RMS, the world’s leading catastrophe risk solutions company, estimates onshore and offshore U.S. insured losses from Hurricane Ida in the Gulf of Mexico to be between US$25 and US$35 billion. The estimate includes losses to the National Flood Insurance Program (NFIP) in the four impacted Gulf Coast states (Alabama, Florida, Louisiana and Mississippi) in the range of US$2.3–$4 billion.
This estimate includes wind, storm surge, and inland flood losses across only the impacted Gulf states in the landfall region — Alabama, Florida, Louisiana and Mississippi — based on analysis of RMS ensemble footprints in Version 21 of the RMS North Atlantic Hurricane Models and estimates from the RMS U.S. Inland Flood HD Model.
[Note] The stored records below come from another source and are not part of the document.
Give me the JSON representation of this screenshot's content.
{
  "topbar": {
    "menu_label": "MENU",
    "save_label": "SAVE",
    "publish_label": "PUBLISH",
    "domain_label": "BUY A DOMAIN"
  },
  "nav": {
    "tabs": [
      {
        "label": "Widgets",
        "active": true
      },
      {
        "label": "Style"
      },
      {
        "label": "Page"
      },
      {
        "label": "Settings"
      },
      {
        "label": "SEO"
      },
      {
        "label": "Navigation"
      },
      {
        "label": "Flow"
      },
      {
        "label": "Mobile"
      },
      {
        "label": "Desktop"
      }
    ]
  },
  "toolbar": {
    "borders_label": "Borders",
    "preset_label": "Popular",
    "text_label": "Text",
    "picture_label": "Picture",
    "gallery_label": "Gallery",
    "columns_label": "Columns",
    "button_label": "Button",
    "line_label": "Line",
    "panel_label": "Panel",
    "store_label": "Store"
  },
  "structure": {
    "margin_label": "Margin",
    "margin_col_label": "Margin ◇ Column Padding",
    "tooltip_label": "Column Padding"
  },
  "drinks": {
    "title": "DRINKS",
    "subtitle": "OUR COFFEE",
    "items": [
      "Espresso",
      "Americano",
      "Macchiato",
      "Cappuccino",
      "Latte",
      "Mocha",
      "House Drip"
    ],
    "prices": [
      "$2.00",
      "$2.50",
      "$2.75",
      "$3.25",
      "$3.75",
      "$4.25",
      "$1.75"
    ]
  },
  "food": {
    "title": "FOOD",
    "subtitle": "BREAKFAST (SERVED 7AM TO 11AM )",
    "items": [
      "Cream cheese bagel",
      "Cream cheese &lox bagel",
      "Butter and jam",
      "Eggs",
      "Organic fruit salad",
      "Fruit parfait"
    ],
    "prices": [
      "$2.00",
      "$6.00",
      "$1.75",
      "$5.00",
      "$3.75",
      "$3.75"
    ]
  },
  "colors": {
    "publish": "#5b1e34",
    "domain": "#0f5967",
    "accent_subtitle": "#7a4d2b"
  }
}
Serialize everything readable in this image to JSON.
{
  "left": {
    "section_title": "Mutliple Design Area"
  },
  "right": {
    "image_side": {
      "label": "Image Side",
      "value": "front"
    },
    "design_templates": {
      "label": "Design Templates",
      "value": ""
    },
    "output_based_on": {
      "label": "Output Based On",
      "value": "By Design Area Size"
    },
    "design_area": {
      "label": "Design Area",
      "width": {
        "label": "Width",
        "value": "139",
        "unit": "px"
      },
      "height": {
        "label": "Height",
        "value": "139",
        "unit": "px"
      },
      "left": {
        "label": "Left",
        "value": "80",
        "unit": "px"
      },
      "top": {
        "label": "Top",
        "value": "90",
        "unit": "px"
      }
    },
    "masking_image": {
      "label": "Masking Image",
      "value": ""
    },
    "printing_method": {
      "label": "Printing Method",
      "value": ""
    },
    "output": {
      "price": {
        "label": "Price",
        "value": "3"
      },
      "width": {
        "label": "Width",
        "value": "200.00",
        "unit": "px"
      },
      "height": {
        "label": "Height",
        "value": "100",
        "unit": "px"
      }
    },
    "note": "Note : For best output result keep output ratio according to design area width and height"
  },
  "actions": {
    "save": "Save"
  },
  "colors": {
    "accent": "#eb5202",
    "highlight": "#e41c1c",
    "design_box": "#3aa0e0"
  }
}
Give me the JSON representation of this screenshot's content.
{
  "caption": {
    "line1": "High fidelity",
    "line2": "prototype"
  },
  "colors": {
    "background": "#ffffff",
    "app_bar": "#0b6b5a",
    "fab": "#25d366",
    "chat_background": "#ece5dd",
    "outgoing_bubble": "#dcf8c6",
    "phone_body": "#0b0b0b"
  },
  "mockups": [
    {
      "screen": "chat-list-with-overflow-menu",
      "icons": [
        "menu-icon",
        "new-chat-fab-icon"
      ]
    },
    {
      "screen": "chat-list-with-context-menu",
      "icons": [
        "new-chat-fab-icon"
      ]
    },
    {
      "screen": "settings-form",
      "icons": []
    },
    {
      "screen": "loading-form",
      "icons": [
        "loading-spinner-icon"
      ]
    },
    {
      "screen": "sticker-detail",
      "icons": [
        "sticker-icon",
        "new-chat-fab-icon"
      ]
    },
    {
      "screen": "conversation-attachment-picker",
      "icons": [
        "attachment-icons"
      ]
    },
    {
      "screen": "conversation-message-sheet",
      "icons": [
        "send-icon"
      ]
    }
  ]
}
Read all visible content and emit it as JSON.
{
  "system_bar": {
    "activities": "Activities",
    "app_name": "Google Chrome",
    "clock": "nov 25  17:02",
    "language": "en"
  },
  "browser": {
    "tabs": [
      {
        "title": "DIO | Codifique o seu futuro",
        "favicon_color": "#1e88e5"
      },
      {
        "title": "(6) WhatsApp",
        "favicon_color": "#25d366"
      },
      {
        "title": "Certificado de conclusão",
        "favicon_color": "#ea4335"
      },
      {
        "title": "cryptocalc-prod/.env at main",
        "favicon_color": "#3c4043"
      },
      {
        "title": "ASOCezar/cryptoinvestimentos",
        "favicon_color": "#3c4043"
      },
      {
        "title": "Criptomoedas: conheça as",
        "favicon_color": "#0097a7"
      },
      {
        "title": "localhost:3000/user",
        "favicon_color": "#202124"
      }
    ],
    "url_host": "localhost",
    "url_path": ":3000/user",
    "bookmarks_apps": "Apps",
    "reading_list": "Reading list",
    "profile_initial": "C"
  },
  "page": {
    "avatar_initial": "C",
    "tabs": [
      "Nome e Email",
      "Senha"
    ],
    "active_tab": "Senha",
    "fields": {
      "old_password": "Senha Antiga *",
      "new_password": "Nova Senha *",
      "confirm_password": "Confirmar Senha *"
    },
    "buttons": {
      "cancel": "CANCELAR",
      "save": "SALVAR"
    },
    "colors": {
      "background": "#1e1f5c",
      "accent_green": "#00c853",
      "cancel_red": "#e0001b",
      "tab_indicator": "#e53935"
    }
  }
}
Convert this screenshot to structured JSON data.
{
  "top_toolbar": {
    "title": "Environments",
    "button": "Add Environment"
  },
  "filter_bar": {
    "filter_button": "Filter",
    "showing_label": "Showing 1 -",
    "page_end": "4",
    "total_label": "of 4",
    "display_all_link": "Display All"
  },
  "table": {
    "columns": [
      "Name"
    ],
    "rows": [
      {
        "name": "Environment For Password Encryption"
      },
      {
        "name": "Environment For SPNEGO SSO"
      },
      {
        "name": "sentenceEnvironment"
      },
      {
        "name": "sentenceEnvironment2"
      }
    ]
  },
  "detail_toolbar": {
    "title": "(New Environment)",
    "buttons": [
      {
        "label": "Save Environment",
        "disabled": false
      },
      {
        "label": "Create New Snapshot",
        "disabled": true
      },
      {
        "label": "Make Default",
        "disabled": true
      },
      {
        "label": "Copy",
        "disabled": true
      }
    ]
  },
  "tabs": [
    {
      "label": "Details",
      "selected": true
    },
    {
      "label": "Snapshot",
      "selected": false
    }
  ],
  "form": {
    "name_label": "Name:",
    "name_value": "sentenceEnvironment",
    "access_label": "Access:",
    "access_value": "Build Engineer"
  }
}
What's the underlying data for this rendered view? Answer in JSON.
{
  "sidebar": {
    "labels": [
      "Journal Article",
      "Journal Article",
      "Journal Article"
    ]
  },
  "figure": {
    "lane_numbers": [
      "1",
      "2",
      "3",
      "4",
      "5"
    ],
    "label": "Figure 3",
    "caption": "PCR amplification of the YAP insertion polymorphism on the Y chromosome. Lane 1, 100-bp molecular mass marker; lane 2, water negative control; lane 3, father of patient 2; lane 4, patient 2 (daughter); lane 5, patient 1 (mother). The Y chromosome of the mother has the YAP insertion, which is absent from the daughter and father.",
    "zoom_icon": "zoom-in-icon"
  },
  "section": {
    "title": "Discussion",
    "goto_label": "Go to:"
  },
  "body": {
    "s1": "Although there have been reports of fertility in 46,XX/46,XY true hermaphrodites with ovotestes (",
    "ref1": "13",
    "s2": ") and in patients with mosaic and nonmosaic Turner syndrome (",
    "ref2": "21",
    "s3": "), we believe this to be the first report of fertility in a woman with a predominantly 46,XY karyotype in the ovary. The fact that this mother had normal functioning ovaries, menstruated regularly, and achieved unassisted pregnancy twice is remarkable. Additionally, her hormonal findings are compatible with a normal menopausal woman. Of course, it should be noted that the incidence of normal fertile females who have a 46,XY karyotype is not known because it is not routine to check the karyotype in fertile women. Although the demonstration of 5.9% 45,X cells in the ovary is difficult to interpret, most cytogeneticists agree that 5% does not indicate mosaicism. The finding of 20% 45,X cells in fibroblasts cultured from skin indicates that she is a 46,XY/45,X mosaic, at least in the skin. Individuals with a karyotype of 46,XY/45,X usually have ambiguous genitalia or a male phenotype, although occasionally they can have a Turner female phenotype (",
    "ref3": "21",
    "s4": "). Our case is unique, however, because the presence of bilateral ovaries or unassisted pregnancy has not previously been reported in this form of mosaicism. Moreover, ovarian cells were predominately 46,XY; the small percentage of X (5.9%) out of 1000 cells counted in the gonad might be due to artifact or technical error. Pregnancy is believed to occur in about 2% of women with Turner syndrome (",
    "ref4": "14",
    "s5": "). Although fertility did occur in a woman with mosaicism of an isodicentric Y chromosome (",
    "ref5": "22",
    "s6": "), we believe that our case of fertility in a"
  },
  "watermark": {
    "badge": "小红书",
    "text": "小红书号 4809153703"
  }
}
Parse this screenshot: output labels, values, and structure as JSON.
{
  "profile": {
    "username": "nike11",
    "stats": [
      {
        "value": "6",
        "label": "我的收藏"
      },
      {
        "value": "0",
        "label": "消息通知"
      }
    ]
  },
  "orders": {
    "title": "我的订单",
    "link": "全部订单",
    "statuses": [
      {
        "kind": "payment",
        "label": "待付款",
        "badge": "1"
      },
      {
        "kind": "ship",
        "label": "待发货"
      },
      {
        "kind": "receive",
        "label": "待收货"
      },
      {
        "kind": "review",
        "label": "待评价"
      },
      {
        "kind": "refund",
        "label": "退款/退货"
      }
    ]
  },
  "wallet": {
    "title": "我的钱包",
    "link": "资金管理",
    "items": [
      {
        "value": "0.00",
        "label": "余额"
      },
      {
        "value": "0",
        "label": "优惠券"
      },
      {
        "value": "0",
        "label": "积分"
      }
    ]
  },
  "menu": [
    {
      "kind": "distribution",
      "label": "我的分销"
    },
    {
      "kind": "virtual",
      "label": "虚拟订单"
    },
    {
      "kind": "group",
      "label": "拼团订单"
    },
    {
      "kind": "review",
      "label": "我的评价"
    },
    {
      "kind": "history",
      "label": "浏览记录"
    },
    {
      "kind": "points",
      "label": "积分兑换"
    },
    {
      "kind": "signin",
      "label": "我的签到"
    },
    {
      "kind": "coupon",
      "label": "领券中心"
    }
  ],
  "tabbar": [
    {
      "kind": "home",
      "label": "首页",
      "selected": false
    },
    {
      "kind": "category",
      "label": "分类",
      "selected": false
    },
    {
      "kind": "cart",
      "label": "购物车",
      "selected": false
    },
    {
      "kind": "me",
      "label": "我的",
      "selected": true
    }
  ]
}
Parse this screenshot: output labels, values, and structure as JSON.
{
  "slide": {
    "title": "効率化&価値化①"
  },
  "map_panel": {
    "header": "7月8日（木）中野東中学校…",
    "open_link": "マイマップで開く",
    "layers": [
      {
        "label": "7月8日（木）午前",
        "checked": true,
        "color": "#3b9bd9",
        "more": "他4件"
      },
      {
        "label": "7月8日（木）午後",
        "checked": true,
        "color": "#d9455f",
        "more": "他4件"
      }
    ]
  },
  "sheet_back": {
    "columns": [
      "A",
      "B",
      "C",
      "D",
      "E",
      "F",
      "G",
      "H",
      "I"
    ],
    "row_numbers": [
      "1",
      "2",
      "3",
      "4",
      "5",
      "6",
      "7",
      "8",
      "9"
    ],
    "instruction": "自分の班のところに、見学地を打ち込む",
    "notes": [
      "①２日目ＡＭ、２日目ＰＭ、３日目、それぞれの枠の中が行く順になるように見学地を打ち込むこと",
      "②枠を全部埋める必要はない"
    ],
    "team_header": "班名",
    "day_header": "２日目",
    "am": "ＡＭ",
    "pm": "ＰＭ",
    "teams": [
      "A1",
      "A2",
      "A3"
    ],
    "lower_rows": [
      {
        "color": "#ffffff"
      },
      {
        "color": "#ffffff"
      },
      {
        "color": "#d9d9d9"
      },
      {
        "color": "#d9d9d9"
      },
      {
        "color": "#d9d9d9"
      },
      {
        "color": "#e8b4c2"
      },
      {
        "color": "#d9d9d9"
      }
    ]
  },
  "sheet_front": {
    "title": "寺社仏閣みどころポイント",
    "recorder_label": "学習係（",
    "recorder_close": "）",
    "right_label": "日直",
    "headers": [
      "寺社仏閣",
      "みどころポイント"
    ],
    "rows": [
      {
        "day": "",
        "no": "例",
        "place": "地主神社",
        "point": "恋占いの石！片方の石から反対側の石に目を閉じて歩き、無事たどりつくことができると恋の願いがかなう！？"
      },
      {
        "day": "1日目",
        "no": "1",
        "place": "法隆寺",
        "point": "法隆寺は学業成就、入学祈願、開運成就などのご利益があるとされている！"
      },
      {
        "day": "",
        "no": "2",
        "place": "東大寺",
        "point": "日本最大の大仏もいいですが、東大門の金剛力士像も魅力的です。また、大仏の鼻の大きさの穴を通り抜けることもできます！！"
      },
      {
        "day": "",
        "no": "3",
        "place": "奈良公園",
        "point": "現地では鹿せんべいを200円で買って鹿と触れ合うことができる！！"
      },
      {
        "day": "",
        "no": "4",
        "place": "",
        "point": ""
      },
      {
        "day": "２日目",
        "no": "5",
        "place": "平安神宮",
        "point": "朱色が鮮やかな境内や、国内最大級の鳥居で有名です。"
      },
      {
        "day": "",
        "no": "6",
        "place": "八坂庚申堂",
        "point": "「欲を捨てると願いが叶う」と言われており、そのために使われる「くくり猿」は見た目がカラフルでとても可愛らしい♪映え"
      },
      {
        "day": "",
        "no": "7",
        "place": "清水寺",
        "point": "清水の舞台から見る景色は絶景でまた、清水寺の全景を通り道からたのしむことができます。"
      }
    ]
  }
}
RMS ensemble footprints are reconstructions of Ida’s hazard that capture the uncertainties surrounding observed winds and storm surge. This estimate excludes wind and inland flooding impacts in Ohio Valley, Mid-Atlantic, and Northeast U.S. regions, which will be communicated in the coming days once the full extent of damage is known.
Losses reflect property damage and business interruption to residential, commercial, automobile, industrial, infrastructure, marine cargo and specie, watercraft, and other speciality lines of business, along with post-event loss amplification (PLA) and non-modeled sources of loss.
“Ida was near Category 5 intensity at its landfall and remained for six hours at Category 4 intensity moving inland. The buildings and infrastructure in this region have never experienced such a strong hurricane wind intensity. Due to major damage to power plants, as well as transmission and distribution lines, the widespread power outage will significantly delay full recovery. We expect material impacts to specialty lines from this event. Southern Louisiana has a high concentration of petrochemical plants, refineries, marine cargo and port exposures, power plants and other high-value industrial facilities that were impacted by Ida. These businesses rely heavily on the state’s power grid. With prolonged anticipated recovery times, we expect material business interruption losses to these lines on top of varying degrees of infrastructure damage they sustained,” said Mohsen Rahnama, Chief Risk Modeling Officer, RMS.
The estimate also includes US$2.3–$4 billion losses to the National Flood Insurance Program (NFIP) in the Gulf Coast states. NFIP losses were derived using RMS’ view of NFIP exposure based on 2019 policy-in-force data published by FEMA, the Version 21 North Atlantic Hurricane Models, and the U.S. Inland Flood HD Model.
RMS expects insured wind losses in this event to be driven by residential lines, and insured water-related losses to be dominated by commercial and industrial lines.
Additionally, RMS estimates insured losses to offshore platforms, rigs, and pipelines in the Gulf of Mexico to be between US$0.7–$1.5 billion from wind and wave-driven damages. Offshore losses are based on the August 2021 vintage of the RMS Offshore Platform Industry Exposure Database.
Hurricane Ida was the ninth named storm of the 2021 North Atlantic hurricane season, the fourth hurricane, and the fifth named storm to make landfall in the U.S. this season. Ida was also the fourth hurricane to make landfall in Louisiana since 2020, following Hurricanes’ Laura, Delta, and Zeta. Over two months still remain in the 2021 North Atlantic hurricane season, officially ending on November 30.
RMS industry loss estimates for landfalling U.S. hurricanes are comprehensive, reflecting modeled and non-modeled impacts from all major drivers of damage, including wind, storm surge, and inland flooding.